 I researched programs and organizations where I could access training that would help me do this. I found Bebo Mia, an incredible organization where I studied to be a Maternal Support Practitioner. During my time studying with them, what really stood out to me the most was my need and want to work with women who are in their postpartum period, where we are so often pushed aside and all the focus is put on baby. It was then that I knew exactly what it was I wanted to do.

They Call Me Mama didn’t happen overnight. It was years in the making that started as a flutter in my tummy and formed over time. Designing these programs took research, planning, and consultation. My goal was to develop programming that met the needs of the mother, not just the baby. Yes, baby is important, but so are you. I can’t say that enough times: You Are Important. 

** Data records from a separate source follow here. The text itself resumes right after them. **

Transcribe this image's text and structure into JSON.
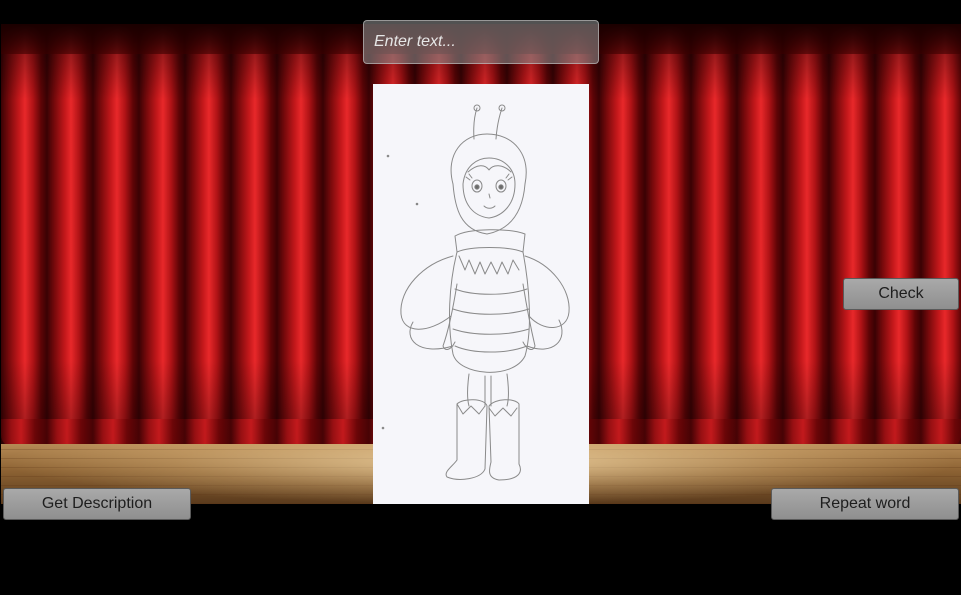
{
  "input": {
    "placeholder": "Enter text...",
    "value": ""
  },
  "buttons": {
    "check": "Check",
    "get_description": "Get Description",
    "repeat_word": "Repeat word"
  },
  "image": {
    "subject": "bee-girl-sketch",
    "background": "theater-stage-curtain"
  },
  "colors": {
    "curtain": "#c4181b",
    "floor": "#8c6233",
    "button": "#9a9a9a",
    "button_text": "#1e1e1e",
    "input_bg": "#8f8f8f",
    "card_bg": "#f6f6fa"
  }
}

Being The Best Mama I Can Be 

The day I realized that in my role as a mother I am still important, I feel like I became a better mother. I’m not a ‘better mother’ because I do all the things I am supposed to do. I am a better mother because I recognize my own value and needs and take the time to tend to them. I ask for help when I need it and have built up a village around me that I have confidence in. Both of which allow me to be more present and mentally healthy for my children. My personal experience was the catalyst that inspired me to build this. My children are what keep me going. Why? Because they call me mama and I love them to bits.

 

Renée Tanaka xo 

 

Who calls you Mama?

Join me for one of my mama-centred programs that have been designed with your needs in mind.